Acacia's financial worries subsided some when her first disability check, about a half-decade late, was deposited into her checking account. It was enough to make Acacia crack a smile and forget about finding some gainful employment. She gave Stone a quick salute, jumped into her truck, and made the short trek to Chama, where her local banking was conducted.

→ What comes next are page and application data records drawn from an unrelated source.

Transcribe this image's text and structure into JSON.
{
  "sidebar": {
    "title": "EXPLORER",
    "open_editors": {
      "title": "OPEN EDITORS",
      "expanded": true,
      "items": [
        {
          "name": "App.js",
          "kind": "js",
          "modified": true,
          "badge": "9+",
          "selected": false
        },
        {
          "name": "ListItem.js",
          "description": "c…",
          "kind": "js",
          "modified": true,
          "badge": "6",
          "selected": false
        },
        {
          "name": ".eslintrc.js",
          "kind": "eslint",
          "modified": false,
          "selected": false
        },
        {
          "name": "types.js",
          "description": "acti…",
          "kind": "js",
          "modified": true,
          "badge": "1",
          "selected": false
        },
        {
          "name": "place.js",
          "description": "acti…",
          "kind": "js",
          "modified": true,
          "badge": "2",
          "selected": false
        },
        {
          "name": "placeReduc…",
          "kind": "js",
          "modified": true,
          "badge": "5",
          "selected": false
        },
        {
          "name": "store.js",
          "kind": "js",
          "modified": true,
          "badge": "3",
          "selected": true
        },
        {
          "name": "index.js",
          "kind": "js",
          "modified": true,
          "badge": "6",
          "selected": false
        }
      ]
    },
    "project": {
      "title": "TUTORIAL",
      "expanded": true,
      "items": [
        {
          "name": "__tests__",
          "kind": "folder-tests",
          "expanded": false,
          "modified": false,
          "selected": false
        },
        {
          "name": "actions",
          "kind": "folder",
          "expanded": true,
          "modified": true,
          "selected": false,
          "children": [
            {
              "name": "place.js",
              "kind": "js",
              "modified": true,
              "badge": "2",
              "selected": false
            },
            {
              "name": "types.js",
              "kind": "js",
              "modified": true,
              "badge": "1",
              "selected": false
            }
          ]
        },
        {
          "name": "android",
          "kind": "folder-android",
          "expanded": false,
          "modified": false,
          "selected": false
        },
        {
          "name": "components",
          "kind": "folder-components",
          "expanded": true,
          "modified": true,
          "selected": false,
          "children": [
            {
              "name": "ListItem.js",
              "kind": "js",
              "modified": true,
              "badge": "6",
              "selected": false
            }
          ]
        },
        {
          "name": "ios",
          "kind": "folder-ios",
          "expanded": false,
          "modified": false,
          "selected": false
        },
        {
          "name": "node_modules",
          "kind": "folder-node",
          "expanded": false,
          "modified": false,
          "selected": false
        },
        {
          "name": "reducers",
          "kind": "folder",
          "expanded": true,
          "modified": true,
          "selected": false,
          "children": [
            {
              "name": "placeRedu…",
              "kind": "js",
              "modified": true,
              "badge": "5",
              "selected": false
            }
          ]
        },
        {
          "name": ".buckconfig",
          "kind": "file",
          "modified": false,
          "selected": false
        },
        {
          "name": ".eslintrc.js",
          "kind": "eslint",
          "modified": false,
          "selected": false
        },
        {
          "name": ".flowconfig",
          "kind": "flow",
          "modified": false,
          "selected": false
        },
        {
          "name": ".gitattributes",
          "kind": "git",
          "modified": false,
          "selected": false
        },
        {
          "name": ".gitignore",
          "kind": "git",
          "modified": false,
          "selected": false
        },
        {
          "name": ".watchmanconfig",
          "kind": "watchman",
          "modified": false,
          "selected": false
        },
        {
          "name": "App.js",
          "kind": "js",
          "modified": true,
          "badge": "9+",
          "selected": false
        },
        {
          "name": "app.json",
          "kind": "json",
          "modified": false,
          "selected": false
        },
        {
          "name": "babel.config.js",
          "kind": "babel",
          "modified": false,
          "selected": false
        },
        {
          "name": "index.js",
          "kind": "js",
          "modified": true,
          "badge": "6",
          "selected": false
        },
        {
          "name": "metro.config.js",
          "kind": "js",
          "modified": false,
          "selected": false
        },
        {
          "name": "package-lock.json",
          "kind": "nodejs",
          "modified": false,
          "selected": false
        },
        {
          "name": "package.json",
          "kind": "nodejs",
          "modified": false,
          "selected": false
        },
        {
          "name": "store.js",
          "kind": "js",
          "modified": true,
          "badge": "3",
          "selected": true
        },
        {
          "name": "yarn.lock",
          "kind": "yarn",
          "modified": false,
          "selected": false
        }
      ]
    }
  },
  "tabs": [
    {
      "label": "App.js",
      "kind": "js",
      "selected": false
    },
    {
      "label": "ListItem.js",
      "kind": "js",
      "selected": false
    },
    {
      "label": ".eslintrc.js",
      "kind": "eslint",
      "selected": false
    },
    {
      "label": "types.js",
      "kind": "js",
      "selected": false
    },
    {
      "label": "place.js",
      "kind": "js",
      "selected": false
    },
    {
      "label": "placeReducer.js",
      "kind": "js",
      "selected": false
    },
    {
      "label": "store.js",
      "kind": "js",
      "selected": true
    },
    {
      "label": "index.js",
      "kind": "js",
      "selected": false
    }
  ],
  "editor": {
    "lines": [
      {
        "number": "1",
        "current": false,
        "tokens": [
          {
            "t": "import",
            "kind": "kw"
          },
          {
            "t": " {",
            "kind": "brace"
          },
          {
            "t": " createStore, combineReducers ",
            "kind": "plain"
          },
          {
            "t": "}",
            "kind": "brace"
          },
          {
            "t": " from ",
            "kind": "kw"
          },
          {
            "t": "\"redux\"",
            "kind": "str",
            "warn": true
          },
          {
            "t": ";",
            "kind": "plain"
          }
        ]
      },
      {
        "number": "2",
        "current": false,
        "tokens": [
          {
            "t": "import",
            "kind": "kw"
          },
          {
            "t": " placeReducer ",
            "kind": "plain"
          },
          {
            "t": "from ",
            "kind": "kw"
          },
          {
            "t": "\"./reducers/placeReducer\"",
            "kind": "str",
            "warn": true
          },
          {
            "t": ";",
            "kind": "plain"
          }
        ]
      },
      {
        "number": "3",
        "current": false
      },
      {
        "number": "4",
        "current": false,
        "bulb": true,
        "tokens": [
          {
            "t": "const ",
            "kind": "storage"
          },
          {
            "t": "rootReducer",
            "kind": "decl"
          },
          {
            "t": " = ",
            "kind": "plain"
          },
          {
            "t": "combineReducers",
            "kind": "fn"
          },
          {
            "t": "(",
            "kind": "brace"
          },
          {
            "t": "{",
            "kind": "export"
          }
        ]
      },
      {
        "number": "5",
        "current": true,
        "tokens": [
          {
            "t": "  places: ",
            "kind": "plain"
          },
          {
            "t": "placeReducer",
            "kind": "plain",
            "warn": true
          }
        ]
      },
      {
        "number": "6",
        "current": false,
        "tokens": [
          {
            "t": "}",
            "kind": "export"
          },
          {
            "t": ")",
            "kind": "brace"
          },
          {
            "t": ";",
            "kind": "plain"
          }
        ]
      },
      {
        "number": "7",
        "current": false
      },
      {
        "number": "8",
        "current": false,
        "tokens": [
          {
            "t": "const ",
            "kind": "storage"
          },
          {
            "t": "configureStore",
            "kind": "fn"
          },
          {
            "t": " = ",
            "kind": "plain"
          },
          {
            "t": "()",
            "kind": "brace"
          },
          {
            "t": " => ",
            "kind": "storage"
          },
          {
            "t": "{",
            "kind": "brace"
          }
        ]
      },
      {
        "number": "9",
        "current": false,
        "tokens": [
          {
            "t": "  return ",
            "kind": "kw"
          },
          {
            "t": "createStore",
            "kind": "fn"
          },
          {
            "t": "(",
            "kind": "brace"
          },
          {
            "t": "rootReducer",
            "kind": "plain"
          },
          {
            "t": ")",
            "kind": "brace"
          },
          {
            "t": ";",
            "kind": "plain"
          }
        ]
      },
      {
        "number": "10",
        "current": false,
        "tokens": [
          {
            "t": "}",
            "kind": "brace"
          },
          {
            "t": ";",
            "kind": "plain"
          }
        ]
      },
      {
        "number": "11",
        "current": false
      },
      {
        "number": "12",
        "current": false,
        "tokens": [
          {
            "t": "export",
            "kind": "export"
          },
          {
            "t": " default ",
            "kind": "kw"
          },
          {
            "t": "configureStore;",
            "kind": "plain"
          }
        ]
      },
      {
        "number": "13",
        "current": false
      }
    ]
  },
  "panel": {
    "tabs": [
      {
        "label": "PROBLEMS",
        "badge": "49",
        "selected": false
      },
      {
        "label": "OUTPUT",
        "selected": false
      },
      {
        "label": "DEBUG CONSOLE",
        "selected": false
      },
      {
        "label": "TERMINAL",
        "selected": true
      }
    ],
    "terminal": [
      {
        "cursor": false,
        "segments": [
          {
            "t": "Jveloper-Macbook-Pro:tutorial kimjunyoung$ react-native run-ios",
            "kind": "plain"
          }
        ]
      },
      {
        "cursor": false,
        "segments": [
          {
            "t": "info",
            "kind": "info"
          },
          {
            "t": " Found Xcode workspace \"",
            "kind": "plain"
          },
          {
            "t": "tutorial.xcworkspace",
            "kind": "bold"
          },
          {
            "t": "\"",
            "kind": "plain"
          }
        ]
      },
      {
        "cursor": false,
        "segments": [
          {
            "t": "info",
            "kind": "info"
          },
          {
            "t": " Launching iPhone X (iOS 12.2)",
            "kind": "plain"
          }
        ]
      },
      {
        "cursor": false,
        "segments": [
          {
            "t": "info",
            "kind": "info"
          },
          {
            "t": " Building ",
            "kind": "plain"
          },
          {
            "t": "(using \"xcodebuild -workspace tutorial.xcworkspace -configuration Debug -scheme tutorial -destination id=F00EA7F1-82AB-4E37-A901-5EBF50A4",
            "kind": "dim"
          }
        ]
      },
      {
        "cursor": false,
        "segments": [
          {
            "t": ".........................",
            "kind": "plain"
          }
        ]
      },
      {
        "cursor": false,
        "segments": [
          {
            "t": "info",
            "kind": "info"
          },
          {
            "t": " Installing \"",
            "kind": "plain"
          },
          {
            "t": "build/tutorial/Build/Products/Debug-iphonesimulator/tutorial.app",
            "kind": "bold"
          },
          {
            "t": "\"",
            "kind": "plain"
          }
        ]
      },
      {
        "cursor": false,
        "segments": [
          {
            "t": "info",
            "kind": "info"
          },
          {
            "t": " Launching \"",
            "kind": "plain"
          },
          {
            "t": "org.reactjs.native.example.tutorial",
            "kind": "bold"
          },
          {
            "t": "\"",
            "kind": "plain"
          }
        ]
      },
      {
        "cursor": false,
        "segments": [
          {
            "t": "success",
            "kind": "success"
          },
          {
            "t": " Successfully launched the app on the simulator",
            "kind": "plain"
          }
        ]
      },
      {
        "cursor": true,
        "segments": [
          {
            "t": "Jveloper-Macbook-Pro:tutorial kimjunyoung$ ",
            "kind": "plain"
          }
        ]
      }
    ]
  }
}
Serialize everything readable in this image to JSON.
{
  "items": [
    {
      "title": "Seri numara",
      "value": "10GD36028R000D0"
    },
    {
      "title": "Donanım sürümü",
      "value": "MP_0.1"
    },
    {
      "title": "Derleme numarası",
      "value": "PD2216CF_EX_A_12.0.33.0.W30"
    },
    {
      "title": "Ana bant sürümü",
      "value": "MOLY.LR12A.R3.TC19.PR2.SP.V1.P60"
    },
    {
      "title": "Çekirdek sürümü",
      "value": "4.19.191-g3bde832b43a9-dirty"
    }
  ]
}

They were cutesy avatars that shape-shifted into humans, animals, or even inanimate objects, depending on the context. Most organizations these days interacted with one's nawal, instead of going directly to the person they were doing business with. Nawals informed other nawals, so that they could, in turn, inform their human companions of certain happenings. Nawals signed contracts with other nawals. It was all part of a middleman-ism aspect of the current economy. The Federal Reserve claimed joblessness and inflation were part of the past. The economy was healthier than ever. Wealth was to be had by all, and people were spending more (and more) than they did two decades before. But things didn't feel as they should.
Acacia Fone veered her old pickup truck from the winding state highway and onto the dusty gravel driveway, leading up to an abandoned trailer home. She slowed the pickup to a few feet away from the house and eased the truck into park.
“You’re driving too fast, Josephine!” her nawal exclaimed in a stern feminine voice the programmers, very possibly West Coast or even Texistan males, reserved for warning users about their dangerous (and potentially illegal) behaviors. It annoyed the hell out of Josephine. “State law prohibits going more than ten miles per hour over the posted speed limits, especially on gravel roads.”